Bharat Bytes: pay prospects for IT staff; 3D printing boost; IT impact of Ukraine crisis; data protection bill concerns; Infosys growth plans

Bharat Bytes is Computerworld India’s regular round-up of news from the world of IT.

bharat bytes blog logo
Pixel-Shot/Shutterstock

IT workers can expect biggest pay rises in India in 2022

IT and the life science are the sectors most likely to give the highest pay increases this year, according to a survey of Indian businesses by Deloitte Touche Tohmatsu India. Fintech, IT-product companies, and digital and e-commerce organizations are also expected to give double-digit increments.

The study found that the increments in fiscal year 2022-23 will be higher across all major sectors, compared to even the pre-pandemic level in FY2019-20. Almost all organizations are planning to give increments in FY2022-23: the average increment in India is expected to go up to 9.1% in FY2022-23 from 8% in FY2021-22.

India outlines national strategy to boost 3D printing

The Ministry of Electronics and Information Technology (Meity) has set out a national strategy on additive manufacturing, also known as 3D printing, that is intended to give a major boost to development and use of the technology in India’s manufacturing and industrial production landscape through digital processes, communication, imaging, architecture, and engineering.

The innovation and R&D ecosystem for this will be encouraged through private-public partnerships to develop indigenous manufacturing of 3D printers, printable materials, and 3D-printed products. This will cater to the domestic and international market in various sectors including electronics, photonics, medical device, agriculture, and food processing.

The government hopes the new strategy will add $1 billion to the country’s GDP by 2025 by creating 100 new startups, 10 existing and new manufacturing sectors, and one lakh new skilled workers.

Ukraine-Russian crisis casts shadow over IT service industry

India’s IT giants are paying close attention to how the crisis in Ukraine is unfolding, and the potential effect it could have on them and their customers. One in five Fortune 500 companies relies on Ukraine’s IT outsourcing sector, according to Ukraine’s Ministry of Foreign Affairs.

While Indian service providers don’t have a big presence in Ukraine, they do operate in neighboring Poland, Romania, and Hungary, as well as other Eastern European countries such as the Czech Republic.

There is also a cyberwar going on between Russia and the Ukraine, so organizations should level up their cybersecurity defense mechanisms to protect themselves from any fallout. An attack on a hosting provider in Ukraine could impact any organization anywhere in the world that is dependent on it.

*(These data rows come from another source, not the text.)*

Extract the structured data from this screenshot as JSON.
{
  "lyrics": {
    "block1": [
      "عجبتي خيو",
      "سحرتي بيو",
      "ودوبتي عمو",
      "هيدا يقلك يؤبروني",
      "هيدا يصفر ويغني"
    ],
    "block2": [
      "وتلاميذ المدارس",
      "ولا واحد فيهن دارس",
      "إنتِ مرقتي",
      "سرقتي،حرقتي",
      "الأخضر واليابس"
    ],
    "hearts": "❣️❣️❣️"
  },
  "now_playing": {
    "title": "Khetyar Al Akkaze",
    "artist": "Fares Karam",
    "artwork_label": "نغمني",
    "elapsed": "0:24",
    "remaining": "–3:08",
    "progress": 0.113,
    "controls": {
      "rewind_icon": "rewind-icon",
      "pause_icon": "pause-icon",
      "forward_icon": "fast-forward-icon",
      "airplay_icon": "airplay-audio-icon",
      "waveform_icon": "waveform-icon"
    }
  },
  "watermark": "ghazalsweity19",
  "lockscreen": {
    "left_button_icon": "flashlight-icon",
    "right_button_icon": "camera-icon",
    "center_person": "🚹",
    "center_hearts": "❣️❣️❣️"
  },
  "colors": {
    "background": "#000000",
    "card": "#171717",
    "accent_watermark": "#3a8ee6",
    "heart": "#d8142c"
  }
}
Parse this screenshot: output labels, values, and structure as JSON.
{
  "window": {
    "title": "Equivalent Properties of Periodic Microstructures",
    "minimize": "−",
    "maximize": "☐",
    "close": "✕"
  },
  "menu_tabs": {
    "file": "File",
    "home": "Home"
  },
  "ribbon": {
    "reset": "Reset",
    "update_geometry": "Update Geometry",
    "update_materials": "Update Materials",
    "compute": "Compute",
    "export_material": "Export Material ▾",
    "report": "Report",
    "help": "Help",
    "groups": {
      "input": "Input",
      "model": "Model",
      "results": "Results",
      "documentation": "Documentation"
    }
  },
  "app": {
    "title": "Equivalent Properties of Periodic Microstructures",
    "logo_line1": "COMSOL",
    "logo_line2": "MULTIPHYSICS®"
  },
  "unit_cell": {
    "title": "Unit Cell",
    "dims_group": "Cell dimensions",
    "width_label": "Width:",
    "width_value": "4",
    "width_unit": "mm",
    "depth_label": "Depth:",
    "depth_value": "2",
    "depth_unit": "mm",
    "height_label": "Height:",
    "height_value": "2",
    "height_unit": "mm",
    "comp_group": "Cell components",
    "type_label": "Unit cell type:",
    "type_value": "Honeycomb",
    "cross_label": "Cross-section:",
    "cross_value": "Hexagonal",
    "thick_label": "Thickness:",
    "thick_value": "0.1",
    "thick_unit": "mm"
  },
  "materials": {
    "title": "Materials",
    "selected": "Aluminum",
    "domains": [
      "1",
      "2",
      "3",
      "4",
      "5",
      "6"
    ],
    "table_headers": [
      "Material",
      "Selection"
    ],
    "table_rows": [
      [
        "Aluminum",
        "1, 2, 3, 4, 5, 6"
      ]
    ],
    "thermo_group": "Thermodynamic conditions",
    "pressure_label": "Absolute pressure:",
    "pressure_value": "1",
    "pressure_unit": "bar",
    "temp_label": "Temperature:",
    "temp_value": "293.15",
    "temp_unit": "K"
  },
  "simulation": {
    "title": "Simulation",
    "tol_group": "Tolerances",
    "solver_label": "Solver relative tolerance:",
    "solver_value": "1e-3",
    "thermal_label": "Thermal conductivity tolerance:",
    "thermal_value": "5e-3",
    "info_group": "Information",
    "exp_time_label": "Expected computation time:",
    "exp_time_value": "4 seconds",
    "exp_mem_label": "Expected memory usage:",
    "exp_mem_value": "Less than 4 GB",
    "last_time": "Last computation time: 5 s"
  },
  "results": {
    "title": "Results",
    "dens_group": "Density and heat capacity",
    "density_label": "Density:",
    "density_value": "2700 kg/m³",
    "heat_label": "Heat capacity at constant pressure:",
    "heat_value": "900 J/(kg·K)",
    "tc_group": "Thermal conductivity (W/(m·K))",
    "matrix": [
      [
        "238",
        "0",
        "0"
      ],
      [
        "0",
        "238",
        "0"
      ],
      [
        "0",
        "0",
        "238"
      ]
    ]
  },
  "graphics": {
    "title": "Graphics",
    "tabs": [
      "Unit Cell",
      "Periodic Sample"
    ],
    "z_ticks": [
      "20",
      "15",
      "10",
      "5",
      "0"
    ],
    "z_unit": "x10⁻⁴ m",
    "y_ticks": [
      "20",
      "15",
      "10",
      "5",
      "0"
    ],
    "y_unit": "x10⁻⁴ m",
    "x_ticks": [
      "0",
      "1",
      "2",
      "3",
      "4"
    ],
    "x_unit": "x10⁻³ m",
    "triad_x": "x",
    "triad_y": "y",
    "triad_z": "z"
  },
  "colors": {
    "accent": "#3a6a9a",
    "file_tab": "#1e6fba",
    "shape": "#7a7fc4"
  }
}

Analyst research firm ISG told the Economic Times that cyber risks have increased significantly outside Ukraine, and that all enterprises should be prepared, whether they use Eastern Europe as a technology delivery location or not.

Global IT firms concerned about India’s data protection bill

Technology groups including Microsoft, Apple, Amazon, Google, and Dell have written to Union Minister Ashwini Vaishnaw to express their concern about the recommendations of the joint committee of parliament on India’s data protection bill, according to a report by the Economic Times.

They said the recommendations run counter to global standards and asked Meity to launch additional stakeholder consultations before introducing the bill. Their key concerns are around the inclusion of non-personal data in the bill’s scope, restrictions on cross-border data transfers, data localization obligations, and mandatory certification for IoT hardware and AI software. The companies also claimed that the committee’s recommendation to develop an indigenous alternative to the international SWIFT banking system will have a detrimental impact on India’s digital payments ecosystem.

Infosys considers strategy of growth through acquisition

After years of growing organically, Infosys is considering a strategy of growth through acquisition, CEO Salil Parekh told Busienss Today. The company will look to expand through acquisition in some geographies and verticals, Parekh said. He mentioned his interest in deepening the company’s cloud capabilities.

Infosys has a strong presence in North America but needs to expand in Eastern Europe and Australia, one analyst told BT. Another pointed out that past Infosys buyouts have been capability-based, pointing to how its acquisitions of Fluido, Brilliant Basics, Simplus, Stater, and Blue Acorn have given it a start in the automotive industry.

Copyright © 2022 IDG Communications, Inc.

7 inconvenient truths about the hybrid work trend
Shop Tech Products at Amazon